Yay, a new iTunes gift card — thanks, Jenn! I love the instant gratification of injecting new blood into my music library. A few new mini-reviews:
Panzerballett, Starke Stücke (2008). I fell in love with Panzerballett’s self-titled debut instantaneously (reviewed here). This band mixes together my favorite aspects of several music genres: funk, jazz, progressive, and complicated math-metal. Starke Stücke (“strong pieces”) is more of the same even better, propelling Panzerballett very quickly to the top of my favorite bands list. Even more remarkable is this album is largely composed of covers, and I’m not a fan of covers usually — but make no mistake, these cover tunes pretty much count as original compositions. My favorite covers here are the opening spazz attack of Henry Mancini’s “The Pink Panther” and a totally demented version of Weather Report’s “Birdland” (which sounds like it’s been run through a Meshuggah filter — for me this is “holy shit!” music). They even manage to take original tunes I don’t much care for (“Thunderstruck” by AC/DC and — gasp — “Winds of Change” by the Scorpions) and transform them into incredible cross-genre fusions. They also cover themselves, adding hilarious-sounding German lyrics and opera vocals to their first album’s “Zickenterror.” The only tunes that I couldn’t identify as covers — “M.W.M.I.O.F.R.,” “Friede, Freude, Fußball,” and my very favorite track, “Dreamology” — are equally amazing works. As far as I’m concerned, these guys can’t release music fast enough…and happily, it looks like there’s another one I haven’t heard yet already in the pipeline.

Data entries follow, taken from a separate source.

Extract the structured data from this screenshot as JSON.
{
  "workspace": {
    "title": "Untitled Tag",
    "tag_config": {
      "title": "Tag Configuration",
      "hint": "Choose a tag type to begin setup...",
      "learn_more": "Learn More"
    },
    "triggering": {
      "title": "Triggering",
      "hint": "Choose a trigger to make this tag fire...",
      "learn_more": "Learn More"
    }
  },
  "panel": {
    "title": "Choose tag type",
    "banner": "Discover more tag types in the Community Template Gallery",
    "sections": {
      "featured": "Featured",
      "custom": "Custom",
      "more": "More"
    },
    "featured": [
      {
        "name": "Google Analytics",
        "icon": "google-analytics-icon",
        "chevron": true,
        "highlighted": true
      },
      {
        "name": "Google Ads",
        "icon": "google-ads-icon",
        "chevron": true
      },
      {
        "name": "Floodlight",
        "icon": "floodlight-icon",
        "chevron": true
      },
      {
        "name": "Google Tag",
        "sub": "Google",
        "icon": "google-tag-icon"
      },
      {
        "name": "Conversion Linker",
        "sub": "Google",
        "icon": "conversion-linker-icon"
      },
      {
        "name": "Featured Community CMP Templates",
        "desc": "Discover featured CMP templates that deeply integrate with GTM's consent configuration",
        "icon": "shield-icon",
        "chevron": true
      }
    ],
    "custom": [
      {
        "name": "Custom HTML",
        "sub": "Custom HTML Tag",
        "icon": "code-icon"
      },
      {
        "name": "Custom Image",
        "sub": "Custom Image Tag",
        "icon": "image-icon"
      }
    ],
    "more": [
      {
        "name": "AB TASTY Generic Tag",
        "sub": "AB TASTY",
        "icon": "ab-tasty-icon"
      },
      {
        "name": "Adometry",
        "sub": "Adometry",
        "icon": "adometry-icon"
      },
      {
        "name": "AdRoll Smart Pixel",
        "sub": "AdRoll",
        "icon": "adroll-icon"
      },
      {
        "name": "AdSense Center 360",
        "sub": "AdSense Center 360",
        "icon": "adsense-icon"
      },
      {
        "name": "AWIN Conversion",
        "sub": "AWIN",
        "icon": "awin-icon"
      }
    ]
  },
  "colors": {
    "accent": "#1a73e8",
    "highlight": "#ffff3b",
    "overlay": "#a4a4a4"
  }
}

Steroid Maximus, Quilombo (2009). I also reviewed Steroid Maximus’ previous album Ectopia (here), and loved it. This more recent album is…well, somewhat less of the same. Like Ectopia it’s an album of eclectic instrumental music combining samples, loops, and effects; its best tunes in my opinion (“Life in the Greenhouse Effect,” “Fighteous,” and the title track) have kind of a noirish, hard-boiled jazz-funk flare that I find very agreeable. Unfortunately for me, the majority of the album consists of a more experimental, ambient noise composition, that would probably make effective background for a creepy film, but may just be too weird for casual listening (even for me). So there’s some good stuff here, but I found Ectopia much more consistently enjoyable. (Side note: I just found out J.G. Thirlwell, whose project this is, also composed the music for The Venture Brothers cartoon, which is a soundtrack I need to find!)
Stewart Copeland, The Rhythmatist (1985). There’s something a little magical about reconnecting with an album that’s fallen out of your life for a while. That’s the experience I had listening to The Rhythmatist, Stewart Copeland’s first post-Police solo project, which I hadn’t heard since my tape deck went the way of the dodo. Oddly, I remember being a little disappointed with this when I first heard it — I can hear the Teenage Me saying “it’s not Police-y enough!” — but clearly it made an impression because hearing it now I suddenly remember it all fondly. Copeland’s drumming for The Police always blew me away, and his kit skills are very much on display here, but there’s also tons of other cool percussion and world music coloring this one (Copeland’s African influences loom large), as well as lots of soundtrack-y eighties keyboard work. This last, perhaps, renders it a product of its time, but even so the album holds up extremely well for being — gasp — twenty-five years old! My favorite tracks remain the largely instrumental ones (“Coco,” “Gong Rock,” “Franco,” and “Serengeti Long Walk”), but the album is chock full of cool stuff.